“You usually recognize who were regulars at Sei,” he says. “People look at the menu and see the fish and chips roll and say, ‘You used to be a restaurant in Chinatown.’”

Sei’s rare sake and Japanese whiskey collections also live on behind Le DeSales’ serpentine-shaped bar. Ten types of whiskey pours start at $13 and soar to $32 for a taste of Yamakazi 12-year single malt. The cocktail menu also has semblances of Sei, with a Liquid Wasabi with unfiltered sake, vodka, lime juice, habanero, and ginger-infused simple syrup. The 300-bottle wine cellar at Le DeSales maintains a strong list of French and European labels.

D.C.’s decade-old Panache transformed into modern, airy Le DeSales in 2017 with Francois behind the wheel. The seasoned chef, who came up through multiple Michelin-rated restaurants in Europe, New York, and D.C., has spent lots of time in LA in recent years. In 2018 he opened French-California restaurant Tesse off Sunset Boulevard and also leads the kitchen at Fanny’s, the anticipated anchor of the glamorous new Academy Museum of Motion Pictures.

This summer, Francois plans to come to D.C. to bulk up the French side of the menu that currently includes duck pate, rabbit pasta, and whole branzino. Look for Sei’s sushi staples to stick around alongside seasonal additions.

Jigjidsuren compares the dual cuisine model to downtown’s Hamilton, which fits both a sushi counter and American menu under one roof.

There are some tiny menu tweaks that speak to Sei’s new home, however.

“Instead of traditional Japanese tempura batter, we use French beignet batter for our shrimp beignet rolls,” says Jigjidsuren.

Soy sheet-wrapped shrimp beignet rolls at Le DeSales feature orange curry tartar and asparagus.
Le DeSales

The 3,100-square-foot space features slick white subway tiles, blue velvet booths, gleaming hardwoods, and chic graffiti artwork, with French doors that swing open to a seasonal sidewalk seating area. “It’s a little rustic but almost feels like Sei’s distant relative,” says Jigjidsuren, of Sei’s modern look full of red, white, and gold accents. The 119-seat count is similar to Sei’s size, he says.

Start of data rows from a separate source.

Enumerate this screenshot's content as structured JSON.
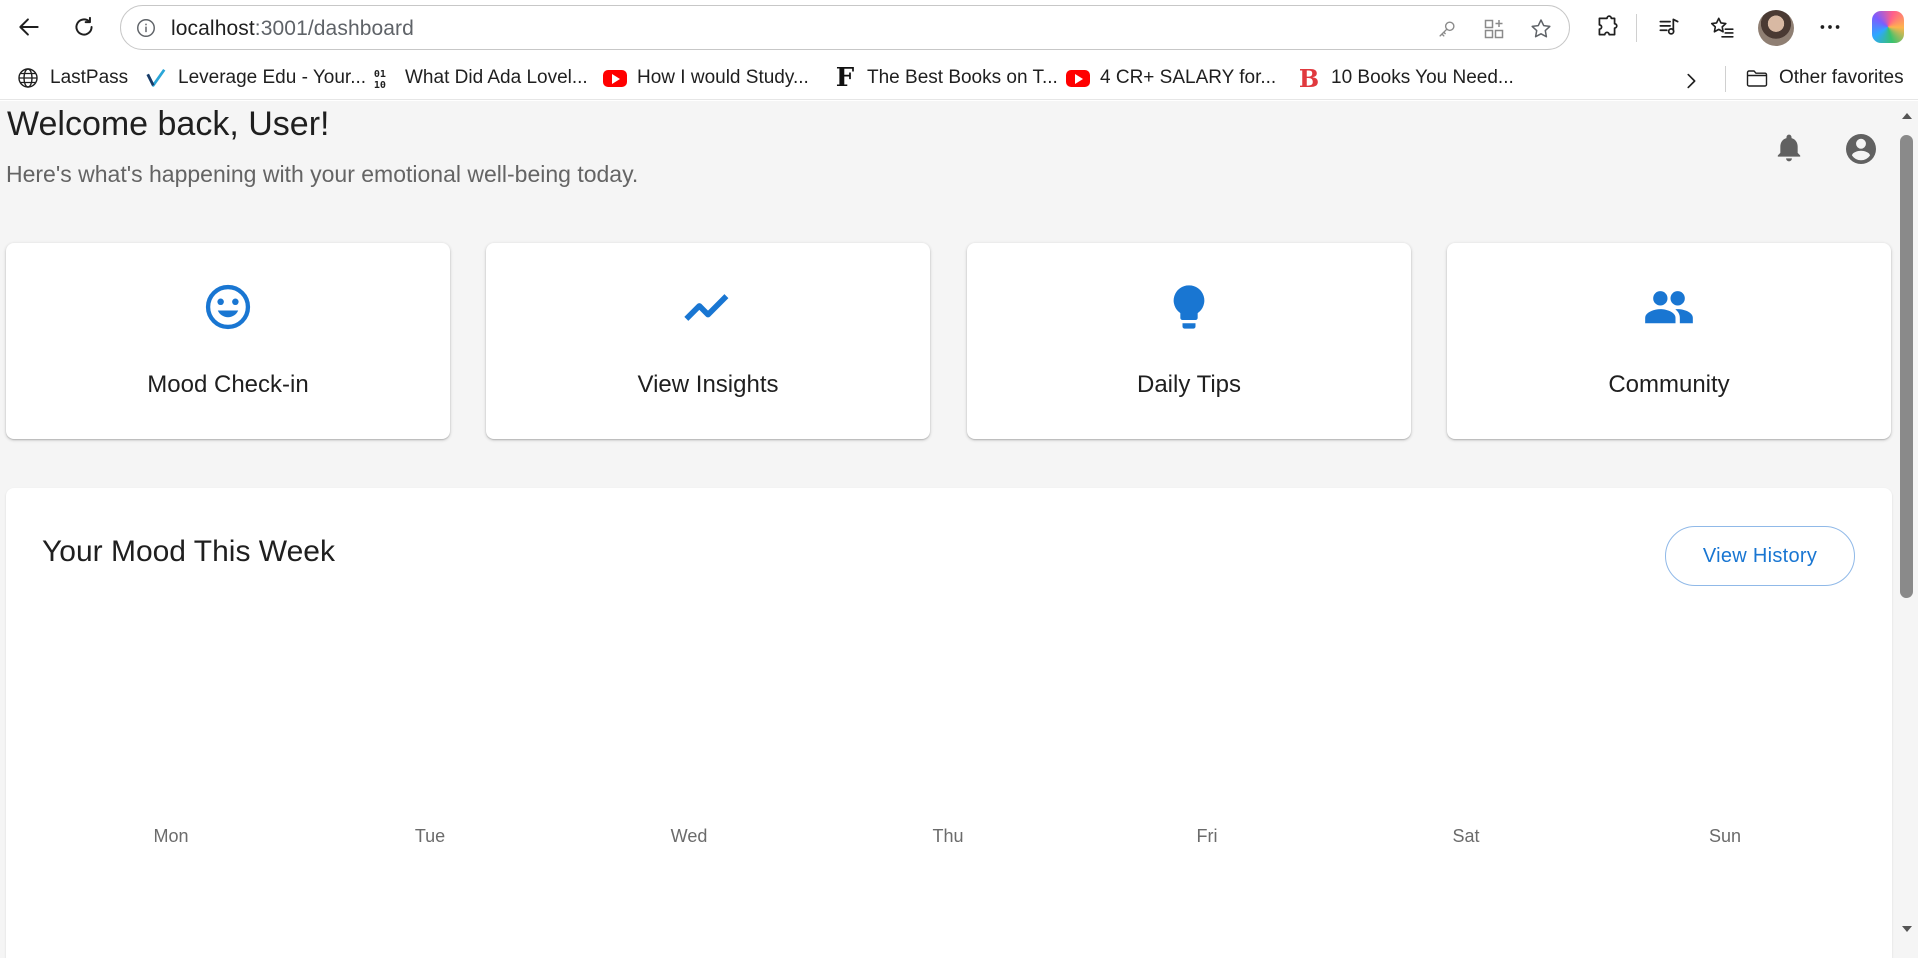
{
  "browser": {
    "url_host": "localhost",
    "url_path": ":3001/dashboard",
    "bookmarks": [
      {
        "label": "LastPass",
        "icon": "globe-icon"
      },
      {
        "label": "Leverage Edu - Your...",
        "icon": "leverage-edu-icon"
      },
      {
        "label": "What Did Ada Lovel...",
        "icon": "ada-icon"
      },
      {
        "label": "How I would Study...",
        "icon": "youtube-icon"
      },
      {
        "label": "The Best Books on T...",
        "icon": "f-letter-icon"
      },
      {
        "label": "4 CR+ SALARY for...",
        "icon": "youtube-icon"
      },
      {
        "label": "10 Books You Need...",
        "icon": "b-letter-icon"
      }
    ],
    "other_favorites": "Other favorites"
  },
  "page": {
    "welcome": "Welcome back, User!",
    "subtitle": "Here's what's happening with your emotional well-being today.",
    "cards": [
      {
        "label": "Mood Check-in",
        "icon": "smiley-icon"
      },
      {
        "label": "View Insights",
        "icon": "trending-up-icon"
      },
      {
        "label": "Daily Tips",
        "icon": "lightbulb-icon"
      },
      {
        "label": "Community",
        "icon": "people-icon"
      }
    ],
    "mood": {
      "title": "Your Mood This Week",
      "history_button": "View History",
      "days": [
        "Mon",
        "Tue",
        "Wed",
        "Thu",
        "Fri",
        "Sat",
        "Sun"
      ]
    }
  },
  "colors": {
    "accent": "#1976d2",
    "page_background": "#f5f5f5",
    "card_background": "#ffffff",
    "icon_gray": "#616161"
  }
}
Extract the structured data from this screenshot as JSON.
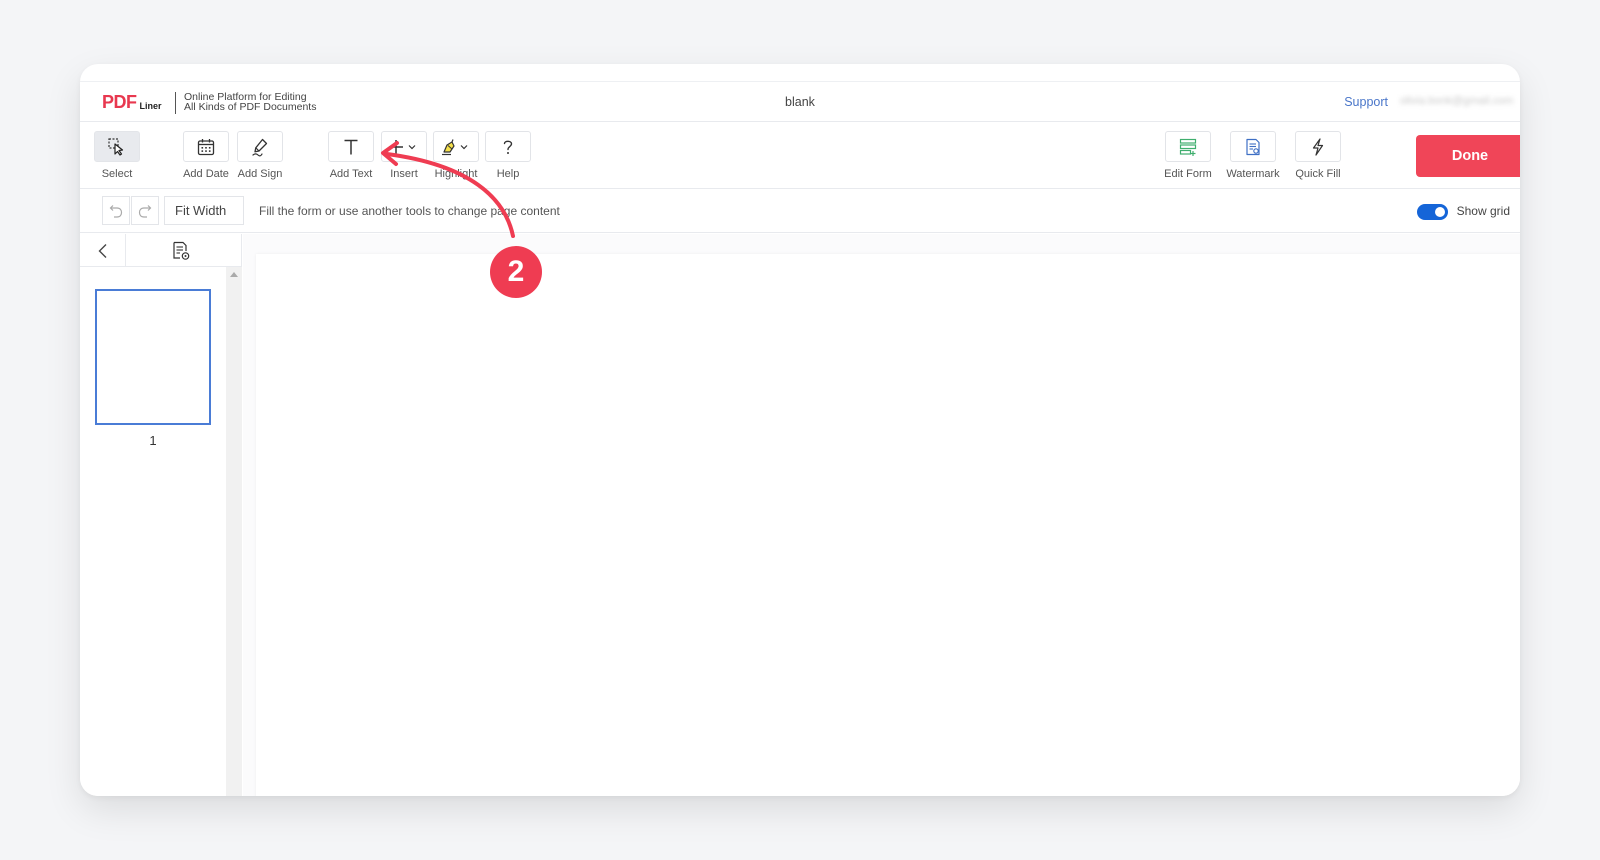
{
  "header": {
    "logo_main": "PDF",
    "logo_sub": "Liner",
    "tagline_line1": "Online Platform for Editing",
    "tagline_line2": "All Kinds of PDF Documents",
    "doc_title": "blank",
    "support_label": "Support",
    "user_email_blurred": "olivia.bonk@gmail.com"
  },
  "toolbar": {
    "tools": [
      {
        "label": "Select",
        "icon": "select-cursor-icon",
        "active": true
      },
      {
        "label": "Add Date",
        "icon": "calendar-icon"
      },
      {
        "label": "Add Sign",
        "icon": "signature-pen-icon"
      },
      {
        "label": "Add Text",
        "icon": "text-t-icon"
      },
      {
        "label": "Insert",
        "icon": "plus-icon"
      },
      {
        "label": "Highlight",
        "icon": "highlighter-icon"
      },
      {
        "label": "Help",
        "icon": "question-icon"
      },
      {
        "label": "Edit Form",
        "icon": "form-lines-icon"
      },
      {
        "label": "Watermark",
        "icon": "watermark-doc-icon"
      },
      {
        "label": "Quick Fill",
        "icon": "lightning-icon"
      }
    ],
    "done_label": "Done",
    "done_color": "#f04558"
  },
  "subbar": {
    "zoom_value": "Fit Width",
    "hint": "Fill the form or use another tools to change page content",
    "show_grid_label": "Show grid",
    "show_grid_enabled": true
  },
  "pages": {
    "current_page_number": "1"
  },
  "annotation": {
    "step_number": "2",
    "color": "#ef3c52"
  }
}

Cocktails at Le DeSales.
Le DeSales

Le DeSales, which is named after its quaint alleyway it shares with the Mayflower hotel, is starting to enjoy more tourist traffic back in town. Monday service joined the mix at Le DeSales for the first time in years this week, with all-night happy hour to drum up buzz.

“We’ve heard multiple guests say it’s hard to find a decent restaurant on a Monday night. We want to fill that hole,” he says.

Sashimi and sake at Le DeSales.
Le DeSales

Lunch, currently served on Wednesdays to Fridays, loops in beet tartare poke bowls and bento boxes. Brunch is still en route.

During the pandemic, another stellar sushi spot popped up in an unexpected place. After parting ways with the Wharf’s high-end Japanese sushi spot Nara-Ya, Hawaiian chef Lucas Irwin now showcases his snazzy knife skills at Navy Yard’s Sukuta — a pint-sized takeout and delivery operation attached to Side Door Pizza.